My favourite moment was when the representative of a fairly large consortium of Enterprise Customers stood up and said that his industry had invested hundreds of millions of dollars into SOA and WS-* and had turned their organisations around and made huge promises to their executives as a result. When he complained that it wasn’t delivering and that they were starting to feel the heat, I had to restrain myself from standing up and asking him why he had been silly enough to give an IT vendor cash before they delivered a working product. If you buy a proof-of-concept, expect beta (if not alpha) quality.
Even putting schadenfreude aside, it was really nice to see the old crowd again, with some nice conversations, insights and dinners among the snowy suburbs of Boston. BTW, If you’re staying in Cambridge, try the Royal Sonesta again — the new rooms are great, and the restaurant is fantastic (especially the cocktails).
Then, it was back to SFO with United, to visit the mothership in Sunnyvale for about two weeks. It was very good to see everyone again, and move some things we’ve been working on forward a bit.
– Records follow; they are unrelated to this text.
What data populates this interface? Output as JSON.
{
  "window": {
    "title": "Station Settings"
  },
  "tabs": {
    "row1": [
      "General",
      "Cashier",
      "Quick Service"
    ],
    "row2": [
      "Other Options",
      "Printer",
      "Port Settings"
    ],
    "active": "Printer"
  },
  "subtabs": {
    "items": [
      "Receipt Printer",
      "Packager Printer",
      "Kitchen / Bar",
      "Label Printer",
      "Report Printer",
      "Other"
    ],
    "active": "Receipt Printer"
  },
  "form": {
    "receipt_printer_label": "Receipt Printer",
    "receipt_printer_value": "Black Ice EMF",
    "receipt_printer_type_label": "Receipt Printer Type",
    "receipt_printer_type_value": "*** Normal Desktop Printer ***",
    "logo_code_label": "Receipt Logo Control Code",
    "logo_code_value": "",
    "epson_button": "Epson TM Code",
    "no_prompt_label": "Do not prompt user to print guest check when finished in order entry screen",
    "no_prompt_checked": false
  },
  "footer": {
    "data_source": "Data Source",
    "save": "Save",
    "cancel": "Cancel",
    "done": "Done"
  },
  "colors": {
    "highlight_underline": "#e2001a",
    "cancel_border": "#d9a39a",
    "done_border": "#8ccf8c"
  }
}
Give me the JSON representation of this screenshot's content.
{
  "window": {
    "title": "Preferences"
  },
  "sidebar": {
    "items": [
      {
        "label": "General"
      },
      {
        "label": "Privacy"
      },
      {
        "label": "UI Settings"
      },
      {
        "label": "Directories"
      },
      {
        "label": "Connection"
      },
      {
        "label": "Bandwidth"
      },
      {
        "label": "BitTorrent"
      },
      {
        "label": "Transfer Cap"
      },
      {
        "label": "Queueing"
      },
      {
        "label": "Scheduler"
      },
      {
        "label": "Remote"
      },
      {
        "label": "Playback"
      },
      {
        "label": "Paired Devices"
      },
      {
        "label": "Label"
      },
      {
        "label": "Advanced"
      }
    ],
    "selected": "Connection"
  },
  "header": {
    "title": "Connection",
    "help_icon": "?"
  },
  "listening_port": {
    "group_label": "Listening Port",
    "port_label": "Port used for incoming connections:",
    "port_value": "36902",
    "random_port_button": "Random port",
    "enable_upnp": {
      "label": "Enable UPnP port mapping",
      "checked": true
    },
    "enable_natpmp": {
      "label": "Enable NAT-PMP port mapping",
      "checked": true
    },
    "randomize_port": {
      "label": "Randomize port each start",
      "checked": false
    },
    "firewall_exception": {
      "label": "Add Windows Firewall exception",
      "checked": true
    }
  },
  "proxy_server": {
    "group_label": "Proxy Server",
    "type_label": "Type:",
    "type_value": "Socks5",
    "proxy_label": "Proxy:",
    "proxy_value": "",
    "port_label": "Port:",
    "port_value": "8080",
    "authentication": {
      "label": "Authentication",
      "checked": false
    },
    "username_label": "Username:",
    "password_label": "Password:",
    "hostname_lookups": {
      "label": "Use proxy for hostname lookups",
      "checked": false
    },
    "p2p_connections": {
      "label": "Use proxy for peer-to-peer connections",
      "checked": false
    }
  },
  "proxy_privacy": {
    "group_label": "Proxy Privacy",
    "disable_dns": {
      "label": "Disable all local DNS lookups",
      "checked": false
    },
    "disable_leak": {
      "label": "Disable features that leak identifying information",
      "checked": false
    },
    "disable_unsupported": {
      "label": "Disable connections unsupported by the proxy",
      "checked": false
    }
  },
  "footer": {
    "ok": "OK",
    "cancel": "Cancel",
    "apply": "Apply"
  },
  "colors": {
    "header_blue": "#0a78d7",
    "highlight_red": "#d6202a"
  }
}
I’m still very pleasantly surprised that working remotely seems to be going well.
I also got a chance to catch up with a lot of old friends (one dinner at a time) and take a few spins around the old hood, including plenty of time in Burlingame and a trip to Sonoma to do some barrel tasting (thanks, John!). It was very strange to be back in California so soon — especially without the family.
After that, I started the homeward run towards London on United, where I touched base with my brother and worked on my QCon presentation. Same hotel as usual, and no, I’m not going to put it on the blog, because it’s such a great place to stay for the price.
I’ll post details and slides soon, but I think it went pretty well; they have an interesting practice where the audience leaves coloured cards — green, yellow, or red — in a box as the leave the room to indicate what they thought of the talk. I assume I did pretty well, at about 38 green, 2 yellow out of 57 attendees.
Another interesting thing at QCon was the agile crowd. Although I generally agree with a lot of the things that they profess, I’m not comfortable with the fervour that the pursue it with, nor being told what to do just because it’s the current flavour of the month; Jim Webber said it best.
Anyway, I was having a look around before my session and stumbled into a large meeting room where the chairs were arranged in a circle, whiteboards had been multiplying aggressively and the perimeter was strewn with aphorism-laden posters (sort of motivators for programmers). It felt like a cross between a pre-school and a 12-step program, and I was suitably frightened. I’m sure someone will illuminate me in comments.
Finally, it was a stop in Prague for a long weekend and an IETF. Specifically, we had a Sunday-long informal meeting to talk about HTTP, and what needs to be done to it. I’m seriously delinquent in not sending a summary of what happened to the list yet, but will hopefully do so soon. It was a very productive meeting, and it was great to see Yves and Julian again, as well as meet Henrik (finally!).
Home was reached by flying Lufthansa back to Frankfurt, followed by Singapore then Melbourne, thanks to Singapore Airlines. Singapore deserves their reputation; although I was on a far-from-new 747 (especially after my ANZ experience), the service more than made up for it, maintaining their reputation as one of the best airlines in the world. The food was great too.
It’s good to be back; the next trip will be shorter. :)